◆ ASSIGNMENT ◆
All of the listing, from first line to last, should be output exactly; the pictures stay out.

◆ DATA FOR THIS EXERCISE ◆
● ● ● ● ●

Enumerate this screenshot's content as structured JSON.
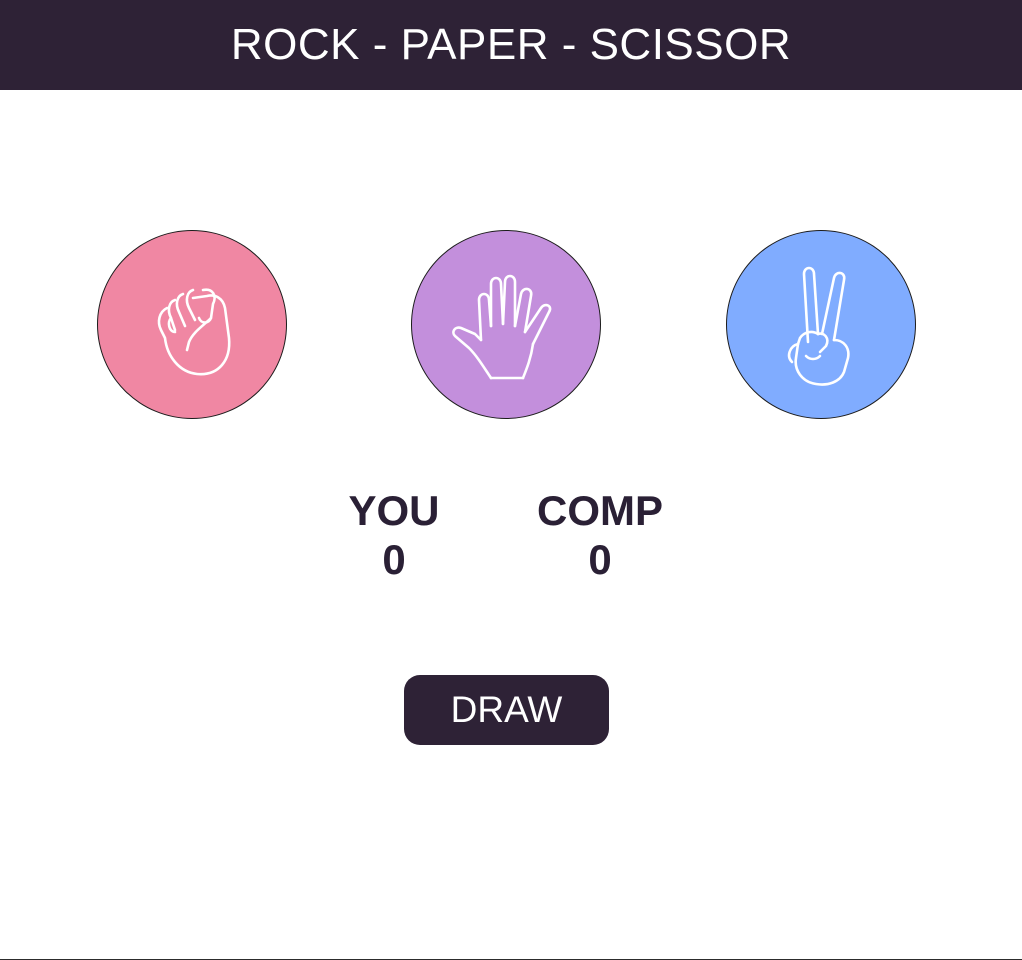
{
  "header": {
    "title": "ROCK - PAPER - SCISSOR"
  },
  "colors": {
    "header_bg": "#2e2236",
    "rock": "#f087a3",
    "paper": "#c38fdc",
    "scissor": "#80acff",
    "button_bg": "#2e2236"
  },
  "choices": [
    {
      "id": "rock",
      "icon": "fist-icon"
    },
    {
      "id": "paper",
      "icon": "open-hand-icon"
    },
    {
      "id": "scissor",
      "icon": "peace-sign-icon"
    }
  ],
  "scoreboard": {
    "you": {
      "label": "YOU",
      "value": "0"
    },
    "comp": {
      "label": "COMP",
      "value": "0"
    }
  },
  "result": {
    "label": "DRAW"
  }
}
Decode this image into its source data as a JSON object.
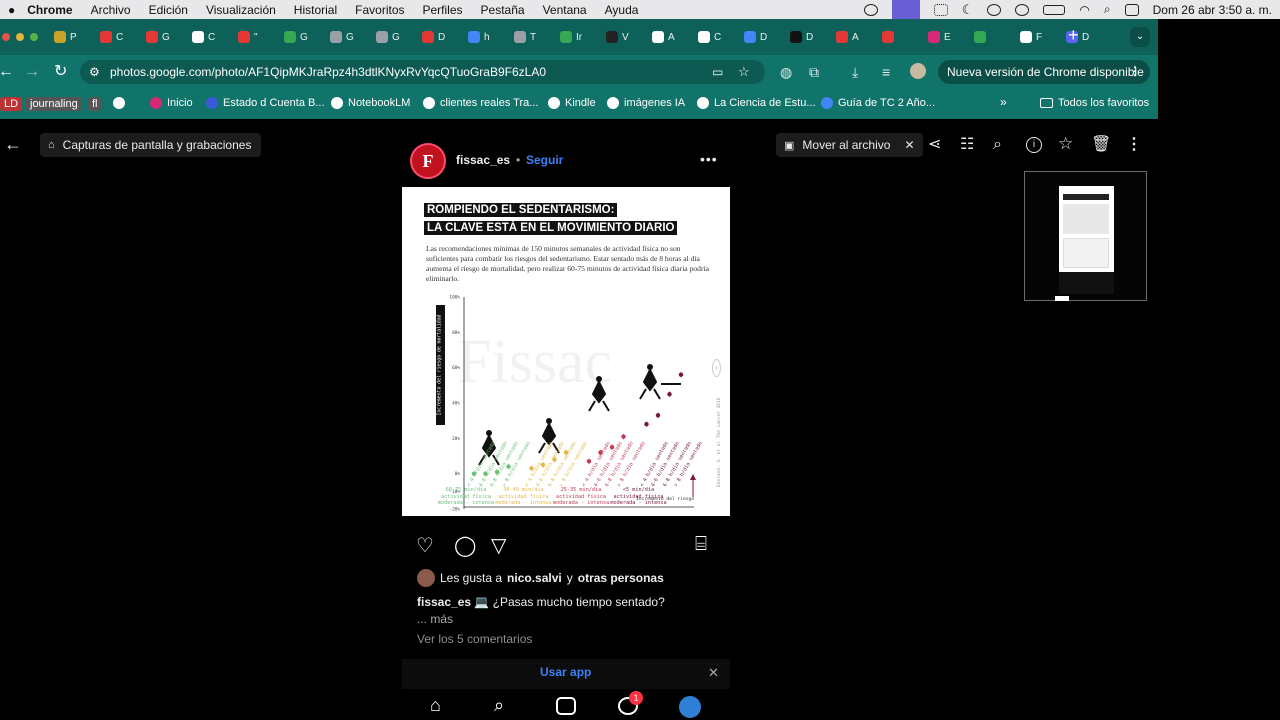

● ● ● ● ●

◆ OUTPUT OF THE TASK ◆
Enumerate this screenshot's content as structured JSON.
{
  "header": {
    "title": "ROCK - PAPER - SCISSOR"
  },
  "colors": {
    "header_bg": "#2e2236",
    "rock": "#f087a3",
    "paper": "#c38fdc",
    "scissor": "#80acff",
    "button_bg": "#2e2236"
  },
  "choices": [
    {
      "id": "rock",
      "icon": "fist-icon"
    },
    {
      "id": "paper",
      "icon": "open-hand-icon"
    },
    {
      "id": "scissor",
      "icon": "peace-sign-icon"
    }
  ],
  "scoreboard": {
    "you": {
      "label": "YOU",
      "value": "0"
    },
    "comp": {
      "label": "COMP",
      "value": "0"
    }
  },
  "result": {
    "label": "DRAW"
  }
}
Decode this image into its source data as a JSON object.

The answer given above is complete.